[Page and application data records]
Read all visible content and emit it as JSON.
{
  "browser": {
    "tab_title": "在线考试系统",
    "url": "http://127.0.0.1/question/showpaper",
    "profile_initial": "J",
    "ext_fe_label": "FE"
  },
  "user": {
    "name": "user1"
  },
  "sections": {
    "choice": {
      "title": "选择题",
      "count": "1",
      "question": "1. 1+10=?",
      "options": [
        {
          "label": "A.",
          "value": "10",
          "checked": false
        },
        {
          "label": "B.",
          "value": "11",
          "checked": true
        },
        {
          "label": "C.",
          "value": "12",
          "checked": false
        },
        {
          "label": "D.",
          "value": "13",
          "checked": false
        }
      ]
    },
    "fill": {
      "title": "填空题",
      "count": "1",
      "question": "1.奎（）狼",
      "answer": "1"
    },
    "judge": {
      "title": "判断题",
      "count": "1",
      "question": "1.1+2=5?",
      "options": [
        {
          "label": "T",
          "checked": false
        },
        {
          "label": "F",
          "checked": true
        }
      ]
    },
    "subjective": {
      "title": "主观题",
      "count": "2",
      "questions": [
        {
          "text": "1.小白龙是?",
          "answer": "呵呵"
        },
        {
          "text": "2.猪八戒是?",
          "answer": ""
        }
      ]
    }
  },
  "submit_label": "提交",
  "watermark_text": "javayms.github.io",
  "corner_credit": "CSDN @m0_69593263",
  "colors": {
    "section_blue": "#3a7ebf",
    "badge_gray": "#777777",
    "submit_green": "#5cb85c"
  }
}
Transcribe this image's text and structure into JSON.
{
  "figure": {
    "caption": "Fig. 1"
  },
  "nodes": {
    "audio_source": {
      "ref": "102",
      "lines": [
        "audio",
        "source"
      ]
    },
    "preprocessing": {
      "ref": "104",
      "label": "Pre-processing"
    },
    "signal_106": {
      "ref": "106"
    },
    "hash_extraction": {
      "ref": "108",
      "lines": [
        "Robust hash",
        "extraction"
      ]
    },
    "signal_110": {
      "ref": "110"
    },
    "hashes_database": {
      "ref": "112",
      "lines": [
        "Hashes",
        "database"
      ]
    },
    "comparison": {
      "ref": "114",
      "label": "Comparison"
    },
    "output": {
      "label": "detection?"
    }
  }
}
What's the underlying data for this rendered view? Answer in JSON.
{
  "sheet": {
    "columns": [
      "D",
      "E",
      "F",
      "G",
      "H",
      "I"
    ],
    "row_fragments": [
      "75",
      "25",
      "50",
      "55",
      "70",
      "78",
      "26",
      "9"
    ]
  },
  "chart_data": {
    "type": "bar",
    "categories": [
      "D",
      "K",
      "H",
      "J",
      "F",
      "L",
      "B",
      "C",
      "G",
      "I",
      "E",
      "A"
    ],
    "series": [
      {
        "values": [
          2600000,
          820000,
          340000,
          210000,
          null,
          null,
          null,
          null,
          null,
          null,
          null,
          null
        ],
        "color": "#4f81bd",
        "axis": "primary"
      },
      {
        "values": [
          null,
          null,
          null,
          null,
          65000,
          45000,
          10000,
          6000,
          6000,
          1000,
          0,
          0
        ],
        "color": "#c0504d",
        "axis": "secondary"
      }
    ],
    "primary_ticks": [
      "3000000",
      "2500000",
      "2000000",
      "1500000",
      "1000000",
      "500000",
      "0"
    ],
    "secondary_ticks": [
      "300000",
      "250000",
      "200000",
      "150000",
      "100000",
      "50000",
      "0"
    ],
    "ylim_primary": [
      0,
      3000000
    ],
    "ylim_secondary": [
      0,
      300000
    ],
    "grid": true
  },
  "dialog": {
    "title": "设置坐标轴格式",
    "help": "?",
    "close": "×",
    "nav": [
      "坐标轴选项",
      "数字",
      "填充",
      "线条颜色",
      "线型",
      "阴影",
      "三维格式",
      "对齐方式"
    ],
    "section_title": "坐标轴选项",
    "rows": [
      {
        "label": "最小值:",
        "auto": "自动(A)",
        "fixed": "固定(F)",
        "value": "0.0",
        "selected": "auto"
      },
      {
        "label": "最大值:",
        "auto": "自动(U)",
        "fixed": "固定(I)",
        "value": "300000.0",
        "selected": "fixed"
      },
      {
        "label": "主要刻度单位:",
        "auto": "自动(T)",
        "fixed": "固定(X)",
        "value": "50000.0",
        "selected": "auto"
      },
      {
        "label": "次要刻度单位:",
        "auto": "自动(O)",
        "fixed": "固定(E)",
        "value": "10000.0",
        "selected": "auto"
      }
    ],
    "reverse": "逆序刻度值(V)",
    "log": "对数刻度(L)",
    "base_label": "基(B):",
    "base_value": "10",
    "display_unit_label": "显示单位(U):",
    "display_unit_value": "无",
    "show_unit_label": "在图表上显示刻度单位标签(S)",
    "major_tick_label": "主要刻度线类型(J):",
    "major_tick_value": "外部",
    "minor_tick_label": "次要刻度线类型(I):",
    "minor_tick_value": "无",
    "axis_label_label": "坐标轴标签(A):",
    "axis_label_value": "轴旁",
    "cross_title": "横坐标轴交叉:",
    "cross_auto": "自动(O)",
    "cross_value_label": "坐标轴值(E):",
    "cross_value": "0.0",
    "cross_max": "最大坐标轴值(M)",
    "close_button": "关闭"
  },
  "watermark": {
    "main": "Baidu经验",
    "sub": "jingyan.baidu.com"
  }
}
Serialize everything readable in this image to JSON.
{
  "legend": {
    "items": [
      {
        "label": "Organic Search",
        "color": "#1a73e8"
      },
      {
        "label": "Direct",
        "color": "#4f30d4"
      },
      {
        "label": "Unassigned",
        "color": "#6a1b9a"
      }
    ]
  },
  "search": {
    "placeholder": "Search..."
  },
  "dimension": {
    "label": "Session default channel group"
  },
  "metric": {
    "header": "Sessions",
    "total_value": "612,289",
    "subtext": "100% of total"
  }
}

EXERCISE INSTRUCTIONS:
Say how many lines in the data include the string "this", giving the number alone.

TASK SOLUTION:
3